Connie Willis
Lonely Planet: Southeast Asia on a shoestring
China Williams, Greg Bloom, Celeste Brash, Andrew Burke
Fodor's See It Thailand 2008
Fodor's Travel Publications Inc.
Kindred - Octavia E. Butler,  Robert Crossley This book is intense. More literary historical fiction than science fiction, it tells the story of Dana, a young black woman in an interracial marriage who is repeatedly sent back in time involuntarily to rescue one of her ancestors, Rufus. Her white, slave-owning, slave-raping ancestor Rufus. He is really a despicable character, but Octavia E. Butler doesn't take the easy way out of painting him as a complete villain. Rather, she explores the nuanced issues of antebellum Southern society through Dana, an outsider, and it is fascinating to watch the relationship develop between Dana and Rufus. They hate each other, but they need each other. The issues in the novel may be about Blacks and Whites, but the people here are not black-and-white.

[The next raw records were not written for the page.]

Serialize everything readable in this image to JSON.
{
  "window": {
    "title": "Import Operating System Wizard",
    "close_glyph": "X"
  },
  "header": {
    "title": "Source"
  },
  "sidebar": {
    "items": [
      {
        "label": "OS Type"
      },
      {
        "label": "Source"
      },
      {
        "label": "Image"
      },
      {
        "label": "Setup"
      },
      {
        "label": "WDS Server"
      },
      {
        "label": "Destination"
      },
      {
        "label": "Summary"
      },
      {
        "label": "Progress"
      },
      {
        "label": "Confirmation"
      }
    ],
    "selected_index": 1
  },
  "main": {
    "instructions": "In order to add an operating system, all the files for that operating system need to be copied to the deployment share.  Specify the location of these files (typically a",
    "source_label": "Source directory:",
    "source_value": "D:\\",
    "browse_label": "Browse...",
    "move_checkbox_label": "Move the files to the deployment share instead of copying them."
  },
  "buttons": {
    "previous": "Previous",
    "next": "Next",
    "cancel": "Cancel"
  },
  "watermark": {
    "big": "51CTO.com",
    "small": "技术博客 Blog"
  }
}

Since one of the major themes here is slavery, it should come as no surprise that there are some extremely brutal and violent sections. It's not for the faint of heart or those that dislike "depressing" books. Be prepared to grapple with some serious subjects.

It took me a little while to get into this book because the writing style is very exposition-heavy and I found it a bit stilted at first (excepting the 2-page prologue, which is gripping from the first line: "I lost an arm on my last trip home. My left arm.") The story is so unusual and interesting, however, that I kept reading to find out what would happen next and I was soon completely absorbed. This is a really unique novel; absolutely recommended.